Buckwalter, who described herself as a “go, go go” personality, said that her difficulties speaking Spanish provided perhaps the biggest gift of SST.
“I just sat with [my sister] and mostly listened for hours,” said Buckwalter. “Not often do we stop and listen to other people, and I think those situations are kind of special.”
Peters, who spent the summer in Senegal, noted the language study as among her favorite parts of the SST program. She said that learning Wolof, a prominent local language, showed her host families and others that she was willing to put in an effort to understand their culture.
“It made them so happy,” she said.
Despite studying both French and Wolof, Peters said that music was the language that brought her closest with her host family.
“I had two younger host sisters, and I’d oftentimes be in my bedroom, shuffling my playlist, when ‘Little Do You Know’ by Alex and Sierra would come on.” she said. “They’d come running in and we’d dance and sing before cuddling and laughing in bed.”

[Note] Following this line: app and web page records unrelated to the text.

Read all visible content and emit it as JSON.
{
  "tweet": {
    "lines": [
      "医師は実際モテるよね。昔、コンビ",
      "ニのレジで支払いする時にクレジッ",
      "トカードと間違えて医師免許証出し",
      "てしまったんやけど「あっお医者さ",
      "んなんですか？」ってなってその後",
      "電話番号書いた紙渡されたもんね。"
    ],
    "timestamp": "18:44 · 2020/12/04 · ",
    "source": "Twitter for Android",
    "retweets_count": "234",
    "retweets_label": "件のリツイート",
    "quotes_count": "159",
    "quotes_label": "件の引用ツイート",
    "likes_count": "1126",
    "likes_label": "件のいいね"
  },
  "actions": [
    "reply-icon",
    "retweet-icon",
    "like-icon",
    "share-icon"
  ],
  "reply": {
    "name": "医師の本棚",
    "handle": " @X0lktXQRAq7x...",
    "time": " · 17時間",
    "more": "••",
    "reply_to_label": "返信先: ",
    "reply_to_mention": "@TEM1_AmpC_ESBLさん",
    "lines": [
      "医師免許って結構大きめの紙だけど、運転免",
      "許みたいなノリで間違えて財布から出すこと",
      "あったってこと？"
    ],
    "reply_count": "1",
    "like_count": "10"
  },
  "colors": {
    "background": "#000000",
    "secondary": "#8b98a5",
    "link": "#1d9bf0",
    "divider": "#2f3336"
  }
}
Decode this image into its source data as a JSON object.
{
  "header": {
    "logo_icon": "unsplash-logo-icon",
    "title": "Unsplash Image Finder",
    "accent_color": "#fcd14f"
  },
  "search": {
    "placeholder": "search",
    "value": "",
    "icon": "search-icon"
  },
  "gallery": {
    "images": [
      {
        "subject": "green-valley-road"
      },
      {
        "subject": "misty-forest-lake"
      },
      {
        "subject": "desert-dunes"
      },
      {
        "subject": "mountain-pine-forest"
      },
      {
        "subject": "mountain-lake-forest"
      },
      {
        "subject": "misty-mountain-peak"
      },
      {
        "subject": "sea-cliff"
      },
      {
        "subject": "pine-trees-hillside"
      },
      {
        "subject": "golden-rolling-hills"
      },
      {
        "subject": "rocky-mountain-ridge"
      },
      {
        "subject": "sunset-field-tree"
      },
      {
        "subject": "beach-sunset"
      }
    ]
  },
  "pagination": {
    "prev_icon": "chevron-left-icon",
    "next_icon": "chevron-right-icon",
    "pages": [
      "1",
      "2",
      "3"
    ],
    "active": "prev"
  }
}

“Everybody was so kind and welcoming,” Peters continued. “That’s the thing that was made clear to us time and time again: people were happy to have us there.”
Aeschliman, who also spent the summer in Senegal, thought back to a moment where he felt totally welcomed in an unfamiliar situation.
“I was living with a Muslim family and I was invited to a naming ceremony for my sister’s new baby,” he said. “Ben [Meyer Reimer] lived in my neighborhood and he came along and we sat in a room crowded with exclusively older men. I felt so out of place.”
The mother came in with the baby, sitting right in front of the pair of Americans. The ceremony started and lasted a long time, said Aeschliman.
When it was over, “the new father came up to us and expressed to us how happy he was that we were there,” Aeschliman said.
Aeschliman had been looking forward to these SST experiences ever since before he began attending Goshen College.
“While you’re studying at Goshen, you will hear people talk about how awesome SST was or hear them get excited because they are getting ready to go with their group,” he said. “It was amazing to finally experience that for myself.”
Aeschliman lamented that the cost of the summer SST – up to $19,675 for full-time students – prevents many Goshen College students from doing the same.
“I remember at the beginning of the year, the Moodle group was 15 or 16 students. I don’t feel like Goshen really communicated the cost to us as well as they should have.”
He said that cost was likely a big reason so many people dropped out of his unit and that the price limits many groups of students from going on SST.
Neither Buckwalter nor Peters would have been able to fit a fall or spring SST into their academic schedules.
“I couldn’t afford to take a semester off,” said Peters.
All three students hope that, in the near future, Goshen College might work to find a way to make summer SST a more viable option for students. The 50th anniversary SST search conference will take place the weekend of Sept. 14, and will seek to address concerns such as the cost and accessibility of Goshen College’s signature program.